“We have a self-portrait by Rembrandt and we have a piece by Miriam Schapiro, a leader in the feminist art movement, said Myers. “It is a really significant work from her.

Myers pointed out that the collection comes from many places locally and around the world. “We have so many different nationalities represented here from Switzerland to the Flathead nation.”

The Mulvane has paintings from such notable “masters” as Salvador Dali and Pablo Picasso. There is a painting by Francisco de Goya and several other notable artists’ works in The Mulvane’s permanent collection on display for the anniversary.

“It is really important for us to have this exhibit because we have a collection that many people don’t know about, said Connie Gibbons, director of the museum. We have a responsibility to show, share and talk about it.”

On the first floor of the museum is an exhibit going up that complements the “Masters of Mulvane” collection. Luke Anderson, a senior computer information sciences major created a project that is connected with the 40 pieces of artwork upstairs that allows human interaction through computer innovation that permits viewing the artwork in new ways.

The Exhibit is called “A Matter of Scale.” There are two computerized stations for individuals to participate in that allow manipulation of shapes and of the artwork. “This project is the brainchild of Connie Gibbons and a math professor,” said Anderson, “to create something that involves students across campus–to create works with them that explore math and science.”

“Our perception changes when you look at things in a different way,” said Gibbons. “With [the computerized stations] you can create different forms, shapes and juxtapositions of our artwork upstairs.

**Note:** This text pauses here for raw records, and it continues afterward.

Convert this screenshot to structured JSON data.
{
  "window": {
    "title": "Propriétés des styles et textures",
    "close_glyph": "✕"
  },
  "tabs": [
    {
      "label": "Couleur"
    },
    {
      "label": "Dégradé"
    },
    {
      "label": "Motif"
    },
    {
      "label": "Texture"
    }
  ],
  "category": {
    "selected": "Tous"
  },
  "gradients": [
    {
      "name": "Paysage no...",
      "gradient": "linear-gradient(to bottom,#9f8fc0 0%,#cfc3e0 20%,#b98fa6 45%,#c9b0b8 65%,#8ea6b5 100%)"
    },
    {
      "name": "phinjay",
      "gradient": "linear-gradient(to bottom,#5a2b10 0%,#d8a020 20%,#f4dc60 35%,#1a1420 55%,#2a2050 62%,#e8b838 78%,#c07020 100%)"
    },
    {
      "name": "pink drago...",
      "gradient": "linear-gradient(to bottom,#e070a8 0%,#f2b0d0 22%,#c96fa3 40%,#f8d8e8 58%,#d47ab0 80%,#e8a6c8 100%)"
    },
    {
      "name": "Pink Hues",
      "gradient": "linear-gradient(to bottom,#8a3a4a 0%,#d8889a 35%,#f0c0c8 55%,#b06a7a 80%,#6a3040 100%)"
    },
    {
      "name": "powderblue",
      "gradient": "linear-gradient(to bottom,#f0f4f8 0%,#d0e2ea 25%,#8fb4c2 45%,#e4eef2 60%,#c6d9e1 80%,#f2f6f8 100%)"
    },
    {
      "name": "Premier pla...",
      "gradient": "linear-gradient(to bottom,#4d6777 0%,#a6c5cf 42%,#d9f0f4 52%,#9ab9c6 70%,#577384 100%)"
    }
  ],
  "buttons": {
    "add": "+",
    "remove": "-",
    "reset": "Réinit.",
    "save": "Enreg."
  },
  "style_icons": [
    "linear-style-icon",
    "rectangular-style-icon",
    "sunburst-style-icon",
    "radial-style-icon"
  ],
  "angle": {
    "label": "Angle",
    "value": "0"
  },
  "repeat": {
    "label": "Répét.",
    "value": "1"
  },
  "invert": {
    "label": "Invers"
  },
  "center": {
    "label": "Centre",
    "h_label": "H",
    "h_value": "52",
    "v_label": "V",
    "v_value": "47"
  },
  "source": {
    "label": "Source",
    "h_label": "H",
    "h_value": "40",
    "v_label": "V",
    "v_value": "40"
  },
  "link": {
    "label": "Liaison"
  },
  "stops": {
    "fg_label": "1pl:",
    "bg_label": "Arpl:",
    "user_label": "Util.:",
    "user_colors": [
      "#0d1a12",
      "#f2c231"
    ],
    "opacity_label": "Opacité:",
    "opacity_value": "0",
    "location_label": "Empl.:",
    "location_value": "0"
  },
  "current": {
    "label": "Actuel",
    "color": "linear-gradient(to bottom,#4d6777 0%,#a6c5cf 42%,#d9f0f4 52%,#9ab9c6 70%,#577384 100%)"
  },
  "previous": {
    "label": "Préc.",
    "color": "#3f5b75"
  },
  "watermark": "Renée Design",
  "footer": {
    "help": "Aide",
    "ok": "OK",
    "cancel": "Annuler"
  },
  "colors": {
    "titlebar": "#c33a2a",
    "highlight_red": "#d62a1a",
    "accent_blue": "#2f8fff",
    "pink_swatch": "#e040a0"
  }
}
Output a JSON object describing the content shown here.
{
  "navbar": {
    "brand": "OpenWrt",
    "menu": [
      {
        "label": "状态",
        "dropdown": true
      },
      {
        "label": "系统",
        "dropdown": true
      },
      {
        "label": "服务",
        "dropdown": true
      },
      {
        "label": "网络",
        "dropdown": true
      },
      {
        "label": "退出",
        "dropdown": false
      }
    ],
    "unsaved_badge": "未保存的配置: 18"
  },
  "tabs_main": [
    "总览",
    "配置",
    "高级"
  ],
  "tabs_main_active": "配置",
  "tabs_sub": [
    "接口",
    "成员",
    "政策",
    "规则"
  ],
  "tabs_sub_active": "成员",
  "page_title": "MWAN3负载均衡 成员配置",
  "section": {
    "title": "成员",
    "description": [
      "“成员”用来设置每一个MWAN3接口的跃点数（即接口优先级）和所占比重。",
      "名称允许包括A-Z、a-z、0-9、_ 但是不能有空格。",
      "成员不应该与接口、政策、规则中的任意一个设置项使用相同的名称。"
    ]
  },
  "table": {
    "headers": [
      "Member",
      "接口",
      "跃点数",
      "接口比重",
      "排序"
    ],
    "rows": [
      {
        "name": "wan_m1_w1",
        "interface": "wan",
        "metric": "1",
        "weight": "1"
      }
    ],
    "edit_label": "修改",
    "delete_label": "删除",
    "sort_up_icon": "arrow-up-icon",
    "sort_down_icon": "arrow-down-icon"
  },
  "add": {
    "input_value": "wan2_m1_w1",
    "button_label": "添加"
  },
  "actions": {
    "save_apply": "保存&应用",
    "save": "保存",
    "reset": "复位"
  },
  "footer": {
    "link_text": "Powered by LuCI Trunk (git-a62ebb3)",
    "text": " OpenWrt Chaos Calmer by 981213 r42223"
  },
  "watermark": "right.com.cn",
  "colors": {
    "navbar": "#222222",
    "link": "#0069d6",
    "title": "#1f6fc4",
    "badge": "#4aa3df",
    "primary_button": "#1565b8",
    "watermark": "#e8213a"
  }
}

It’s really seductive once you get in here and start playing around with it.”

Student artwork is still being installed in the exhibit and some, on a larger scale, will be erected outside the museum that will be interactive also.

The student art is all about how we see art and how our perceptions are altered with movement and a shift in scale. “We’re excited about what they’re doing, said Gibbons. “It’s been a lot of fun to bring in someone like Luke who has an artistic aesthetic even though he is in computer design. So we want people to come and play.”

There will be an opening reception for the student display on December 12.

Come to the Mulvane to contemplate, play and celebrate 90 years of collecting great art.